MTEAM: What have been some of your favorite, most supportive or most useful resources during your journey with Meredith that other parents who have children that were born with rare conditions may also find helpful?
G&LL: We use social media (Facebook) to connect with other FoxG1 families around the world. With only 350 diagnosed globally, we are quite spread out. We have a FoxG1 Family Support Group where we can connect, share challenges and fears, ask questions, and learn from each other. We have had the opportunity to meet some of these families in person and it's incredible. We have a special bond since we share such a unique journey. We speak the same language. It feels wonderful to have conversations about equipment, seizures, meds, feeding tubes, and syringes, and have it feel completely comfortable. This is our normal and these people completely understand. It really helps us feel less alone.
We also feel incredibly supported by the Personal Care Attendants (PCAs) we have hired to help us manage some of Meredith's daily needs. These PCAs have become family to us. Having help with some of the lifting, showering and feeding involved in Meredith's care make life feel do-able. We are extremely grateful for Mer's besties, Danielle and Sheila!!
MTEAM: What’s one thing you’d like the world to know about Meredith or about FoxG1?
G&LL: Meredith may present differently from other people, but we believe she is the way she is supposed to be. There is nothing "wrong" with her and nothing wrong with being different. She is perfectly imperfect. It is her differences that make her special and unique. The more we embrace that, the more she flourishes.
MTEAM: Share an MTeam memory that has been the most powerful and inspiring for you.

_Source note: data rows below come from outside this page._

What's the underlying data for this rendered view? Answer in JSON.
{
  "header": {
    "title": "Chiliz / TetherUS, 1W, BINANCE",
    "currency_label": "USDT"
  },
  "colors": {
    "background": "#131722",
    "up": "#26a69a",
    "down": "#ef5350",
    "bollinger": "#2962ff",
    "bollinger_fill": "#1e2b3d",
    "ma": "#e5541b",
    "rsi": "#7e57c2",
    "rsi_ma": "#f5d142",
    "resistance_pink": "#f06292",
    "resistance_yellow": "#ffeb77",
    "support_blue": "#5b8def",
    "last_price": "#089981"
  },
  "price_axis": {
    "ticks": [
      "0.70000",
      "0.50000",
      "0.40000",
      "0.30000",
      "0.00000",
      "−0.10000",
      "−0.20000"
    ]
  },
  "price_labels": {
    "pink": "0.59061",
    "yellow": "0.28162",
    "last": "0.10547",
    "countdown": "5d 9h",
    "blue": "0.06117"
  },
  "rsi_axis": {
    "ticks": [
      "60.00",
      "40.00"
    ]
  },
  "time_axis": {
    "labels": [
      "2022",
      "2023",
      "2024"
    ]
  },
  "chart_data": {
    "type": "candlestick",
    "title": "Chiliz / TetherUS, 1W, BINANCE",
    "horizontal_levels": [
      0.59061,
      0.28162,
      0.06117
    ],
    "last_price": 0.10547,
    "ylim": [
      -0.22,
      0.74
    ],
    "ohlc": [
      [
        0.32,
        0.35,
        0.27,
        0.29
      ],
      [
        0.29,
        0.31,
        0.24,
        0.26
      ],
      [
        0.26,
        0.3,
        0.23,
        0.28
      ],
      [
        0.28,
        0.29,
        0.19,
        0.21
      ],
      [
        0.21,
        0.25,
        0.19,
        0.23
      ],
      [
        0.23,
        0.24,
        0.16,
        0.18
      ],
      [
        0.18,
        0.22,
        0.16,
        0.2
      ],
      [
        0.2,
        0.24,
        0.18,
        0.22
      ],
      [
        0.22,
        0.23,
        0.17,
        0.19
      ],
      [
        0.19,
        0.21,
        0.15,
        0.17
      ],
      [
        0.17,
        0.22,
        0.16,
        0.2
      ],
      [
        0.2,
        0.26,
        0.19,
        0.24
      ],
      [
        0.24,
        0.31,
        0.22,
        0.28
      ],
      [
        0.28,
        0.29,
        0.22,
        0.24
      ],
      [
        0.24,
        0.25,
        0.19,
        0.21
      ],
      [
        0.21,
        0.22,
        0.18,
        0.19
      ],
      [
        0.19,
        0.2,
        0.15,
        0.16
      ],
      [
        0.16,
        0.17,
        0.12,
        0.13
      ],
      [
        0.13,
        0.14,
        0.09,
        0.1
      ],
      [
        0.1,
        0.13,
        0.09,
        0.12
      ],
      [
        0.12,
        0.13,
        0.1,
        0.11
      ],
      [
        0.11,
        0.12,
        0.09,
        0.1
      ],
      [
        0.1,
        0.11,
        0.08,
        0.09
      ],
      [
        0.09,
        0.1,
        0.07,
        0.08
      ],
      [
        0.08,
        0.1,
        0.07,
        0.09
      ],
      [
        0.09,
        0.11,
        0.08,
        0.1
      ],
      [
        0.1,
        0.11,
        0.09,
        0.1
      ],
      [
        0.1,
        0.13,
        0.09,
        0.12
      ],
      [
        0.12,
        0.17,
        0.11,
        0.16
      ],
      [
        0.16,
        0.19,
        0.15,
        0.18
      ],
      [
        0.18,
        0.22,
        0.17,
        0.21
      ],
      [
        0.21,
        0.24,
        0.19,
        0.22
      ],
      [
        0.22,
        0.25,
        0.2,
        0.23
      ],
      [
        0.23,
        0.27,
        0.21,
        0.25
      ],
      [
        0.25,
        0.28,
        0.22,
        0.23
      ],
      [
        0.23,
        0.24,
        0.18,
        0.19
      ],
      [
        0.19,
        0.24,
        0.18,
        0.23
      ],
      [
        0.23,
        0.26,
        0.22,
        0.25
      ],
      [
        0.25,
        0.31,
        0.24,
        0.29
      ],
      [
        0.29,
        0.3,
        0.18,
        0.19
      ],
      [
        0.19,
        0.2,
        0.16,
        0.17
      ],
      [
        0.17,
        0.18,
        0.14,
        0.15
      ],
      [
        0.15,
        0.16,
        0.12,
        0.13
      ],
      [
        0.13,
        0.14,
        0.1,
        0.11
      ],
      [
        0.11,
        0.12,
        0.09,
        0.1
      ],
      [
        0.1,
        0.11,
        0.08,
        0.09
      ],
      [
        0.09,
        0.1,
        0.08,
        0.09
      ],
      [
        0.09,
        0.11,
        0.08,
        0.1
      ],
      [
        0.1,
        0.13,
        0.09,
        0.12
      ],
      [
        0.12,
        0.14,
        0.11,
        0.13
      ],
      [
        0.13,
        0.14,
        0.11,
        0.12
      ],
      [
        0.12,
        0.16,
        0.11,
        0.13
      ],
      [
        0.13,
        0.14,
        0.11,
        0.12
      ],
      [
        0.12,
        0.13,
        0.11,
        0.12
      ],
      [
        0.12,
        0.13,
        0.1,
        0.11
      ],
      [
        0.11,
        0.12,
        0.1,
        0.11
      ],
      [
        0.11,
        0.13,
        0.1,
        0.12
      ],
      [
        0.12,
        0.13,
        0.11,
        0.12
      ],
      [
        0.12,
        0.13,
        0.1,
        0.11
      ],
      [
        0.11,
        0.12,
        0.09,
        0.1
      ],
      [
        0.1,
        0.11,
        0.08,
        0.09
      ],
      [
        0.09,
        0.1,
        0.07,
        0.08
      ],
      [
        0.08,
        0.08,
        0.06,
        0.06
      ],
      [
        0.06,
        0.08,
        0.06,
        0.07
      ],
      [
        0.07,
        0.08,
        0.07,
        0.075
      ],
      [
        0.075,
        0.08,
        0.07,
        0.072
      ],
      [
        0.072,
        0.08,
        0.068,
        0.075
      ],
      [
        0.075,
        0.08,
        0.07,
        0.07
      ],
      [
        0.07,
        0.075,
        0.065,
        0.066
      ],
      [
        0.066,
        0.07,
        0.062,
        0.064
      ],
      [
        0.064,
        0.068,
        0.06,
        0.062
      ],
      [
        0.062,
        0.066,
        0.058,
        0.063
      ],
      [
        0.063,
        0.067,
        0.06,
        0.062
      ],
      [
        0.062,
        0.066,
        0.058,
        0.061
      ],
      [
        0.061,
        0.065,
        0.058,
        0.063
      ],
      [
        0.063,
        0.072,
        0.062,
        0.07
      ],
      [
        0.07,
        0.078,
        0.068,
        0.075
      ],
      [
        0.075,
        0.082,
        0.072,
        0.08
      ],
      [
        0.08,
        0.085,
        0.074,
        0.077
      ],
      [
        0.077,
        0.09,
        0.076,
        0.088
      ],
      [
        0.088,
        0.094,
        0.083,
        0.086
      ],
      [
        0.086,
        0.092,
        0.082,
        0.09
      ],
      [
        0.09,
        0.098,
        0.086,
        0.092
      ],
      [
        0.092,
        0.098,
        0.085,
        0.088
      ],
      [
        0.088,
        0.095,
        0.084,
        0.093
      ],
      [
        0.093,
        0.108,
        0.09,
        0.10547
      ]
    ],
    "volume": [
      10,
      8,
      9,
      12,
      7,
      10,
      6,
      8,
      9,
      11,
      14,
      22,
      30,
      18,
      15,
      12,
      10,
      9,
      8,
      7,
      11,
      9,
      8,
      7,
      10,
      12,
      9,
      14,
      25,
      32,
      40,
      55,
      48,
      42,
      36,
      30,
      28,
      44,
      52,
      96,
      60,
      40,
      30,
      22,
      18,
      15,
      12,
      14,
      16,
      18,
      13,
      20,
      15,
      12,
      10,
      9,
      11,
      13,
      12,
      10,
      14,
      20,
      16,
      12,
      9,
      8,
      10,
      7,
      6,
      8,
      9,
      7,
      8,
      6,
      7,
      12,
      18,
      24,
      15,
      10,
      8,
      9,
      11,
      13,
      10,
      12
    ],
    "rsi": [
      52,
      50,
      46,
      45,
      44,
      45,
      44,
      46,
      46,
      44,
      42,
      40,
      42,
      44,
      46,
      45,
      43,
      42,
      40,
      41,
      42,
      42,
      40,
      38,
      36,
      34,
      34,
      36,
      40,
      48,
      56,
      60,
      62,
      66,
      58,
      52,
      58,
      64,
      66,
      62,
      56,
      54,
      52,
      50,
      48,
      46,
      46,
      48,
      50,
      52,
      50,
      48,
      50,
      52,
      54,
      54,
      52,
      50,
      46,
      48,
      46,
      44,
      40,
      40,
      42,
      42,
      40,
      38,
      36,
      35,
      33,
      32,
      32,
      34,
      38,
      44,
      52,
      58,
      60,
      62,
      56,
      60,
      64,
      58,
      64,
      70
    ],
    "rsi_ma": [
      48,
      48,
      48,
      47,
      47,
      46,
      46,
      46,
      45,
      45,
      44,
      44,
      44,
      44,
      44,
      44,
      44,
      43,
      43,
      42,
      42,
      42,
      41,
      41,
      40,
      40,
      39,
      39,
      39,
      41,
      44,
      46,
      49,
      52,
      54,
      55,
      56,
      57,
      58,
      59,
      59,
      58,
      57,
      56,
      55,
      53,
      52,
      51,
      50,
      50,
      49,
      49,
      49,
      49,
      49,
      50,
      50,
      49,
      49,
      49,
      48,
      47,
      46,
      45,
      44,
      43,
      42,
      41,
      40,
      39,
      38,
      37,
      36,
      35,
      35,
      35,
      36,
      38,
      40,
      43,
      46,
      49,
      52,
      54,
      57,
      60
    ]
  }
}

G&LL: The first year of the MTeam, there were only 6 riders. We were celebrating at the clambake after the ride and all the buddies were called up on stage to take a photo with Tom Brady. We were struggling to get Mer's wheelchair through the crowd and we thought we were going to miss the opportunity. People began to notice us struggling and started to clear a path to help get up there in time. The crowd started chanting "ONE MORE!! ONE MORE!!" TB and the gang took notice of what was happening and they held off on taking that photo for a moment so we could join. We hoisted Mer up the stairs (not wheelchair accessible!!), planted ourselves smack dab in the middle and TB gave us a big thumbs up while everybody cheered for Mer. It was a perfect Best Buddies moment, everybody banding together to ensure everyone was included. No-buddy left behind :)